As disturbing in recent days as two mass shootings that occurred less than a week apart — claiming the lives of 18 people in two U.S. cities — is the realization that the toll of deaths from guns last year largely escaped our view while we were focused on a pandemic, a presidential campaign and the protests that followed the slayings of Black Americans by police.
It’s not that mass shootings — those involving the deaths of four or more people — were nonexistent last year. In all, 611 people died in mass shootings in 2020, according to the Gun Violence Archive, but that figure is dwarfed by the 19,378 who died in violent shootings — its highest mark since 2017 — and a figure that does not include the 24,156 who died in suicides by firearm.
Nor did the shift of public education from classrooms to screens during covid restrictions offer children a reprieve from the nightmare of school shootings; among the more than 19,000 dead were 299 children from birth to 11 years of age and 1,073 youths between 12 and 17.
Yet, we don’t seem to notice until death arrives in multiples of four or more.
“More than 100 Americans are killed daily by gun violence,” Ronnie Dunn, a professor of urban studies at Cleveland State University, told The Washington Post last week, including suicides in that toll. “The majority are in Black and Brown communities. We don’t really focus on gun violence until we have these mass shootings, but it’s an ongoing, chronic problem that affects a significant portion of our society.”
The other surge last year was in sales of firearms. An analysis of federal background check data by The Washington Post shows sales of 23 million firearms last year, a 64 percent increase over 2019 sales. In total, Americans own more than 393 million firearms; that’s 120 guns for every 100 U.S. residents. That ownership is further concentrated when considering that only 42 percent of U.S. adults report living in a household where guns are present, according to a 2017 survey by the Pew Research Center; 57 percent live in households without firearms.

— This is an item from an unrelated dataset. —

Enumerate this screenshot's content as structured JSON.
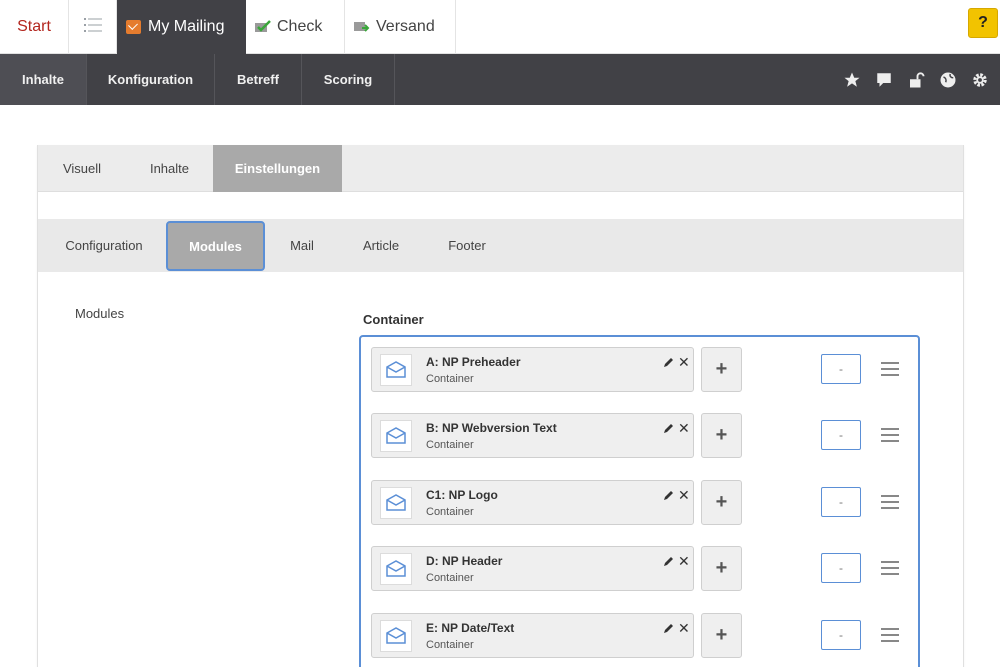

The common occurrence following mass shootings are demands for lawmakers to adopt laws that provide a range of stricter controls: limiting who can possess a firearm, barring sales of the most destructive weapons, better training and firearms education standards, enhanced scrutiny and background checks prior to sales.
In recent years, however, little legislation has become law either at the state or federal level, and cities and other local jurisdictions have been prevented from adopting their own restrictions, as the city of Edmonds experienced last month when a state appeals court ruled that Edmonds’ ordinance requiring the safe storage of firearms was preempted by state law.

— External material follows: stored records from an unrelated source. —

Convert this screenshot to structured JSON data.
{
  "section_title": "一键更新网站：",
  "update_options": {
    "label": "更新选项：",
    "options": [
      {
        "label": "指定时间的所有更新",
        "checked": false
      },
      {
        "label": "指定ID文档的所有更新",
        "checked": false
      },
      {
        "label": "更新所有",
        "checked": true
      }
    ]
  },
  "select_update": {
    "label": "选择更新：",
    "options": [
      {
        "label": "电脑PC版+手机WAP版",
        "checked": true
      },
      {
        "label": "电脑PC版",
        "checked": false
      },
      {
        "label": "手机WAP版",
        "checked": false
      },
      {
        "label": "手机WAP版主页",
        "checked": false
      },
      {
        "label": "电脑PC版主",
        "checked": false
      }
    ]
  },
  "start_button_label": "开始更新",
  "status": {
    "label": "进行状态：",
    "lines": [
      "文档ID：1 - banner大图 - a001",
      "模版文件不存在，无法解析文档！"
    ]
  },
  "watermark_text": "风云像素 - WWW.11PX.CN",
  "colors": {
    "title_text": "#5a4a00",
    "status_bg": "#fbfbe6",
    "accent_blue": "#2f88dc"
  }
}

Even as opinion polls find general support for firearm legislation — Pew reported in a 2019 survey that 60 percent of Americans support stricter gun laws — Congress has failed to pass significant gun-control legislation, particularly since passage of an assault weapons ban in 1994 that was allowed to expire 10 years later.
State legislatures have been more likely to consider legislation. Research at the University of California, Los Angeles identified 20,000 firearm bills between 1990 and 2014, with 3,200 becoming enacted laws. Yet, depending on which party controlled the legislature, the bills typically loosened regulations when Republicans had majority control.
Yet, even Democratic control of a state Legislature provides no guarantee of action, as recent sessions of the Washington state Legislature have shown with both chambers with Democratic majorities; and no filibuster to blame for inaction.
This year’s session, with less than a month before it concludes on April 25, has seen two bills, requested by state Attorney General Bob Ferguson, largely neglected. Legislation to bar the sale of semiautomatic “assault weapons,” died in committee in both chambers; and the second — seeking to ban the sale and possession of large capacity ammunition magazines — managed a hearing before the Senate Law and Justice Committee but got no further.
A third bill, Senate Bill 5038, which would prohibit the open carry of firearms and other weapons at public demonstrations and on the state Capitol grounds and in its buildings, was passed by the Senate, 28-20, but has not advanced past the House rules committee to a floor vote.
Washington’s citizen initiative process, on the other hand, has been more successful in affecting change. Initiative 1639, with approval from 59 percent of voters in 2018, raised the minimum age to purchase a gun to 21, added to the state’s background check standards, increased the waiting period to purchase a firearm and enacted requirements for the safe storage of firearms.
President Biden, during his news conference Thursday, raised concerns among some who support stricter gun control measures when he appeared to prioritize coming initiatives on infrastructure and climate ahead of pushing Congress on gun measures. Barring reform or elimination of the filibuster, however, Biden likely recognizes Congress’ — or at least the Senate’s — lethargy in addressing measures that could help limit the continuation of the death toll we witnessed last year.
The public may soon come to the same conclusion.
The majority of the public in this state and the nation who support greater controls on firearms — rather than waiting for legislative bodies to at last be shaken to action — may need to pursue new citizen initiatives or new lawmakers.
This editorial was written by The Herald Editorial Board and was first printed in The Daily Herald (Everett), a sister newspaper of the Auburn Reporter.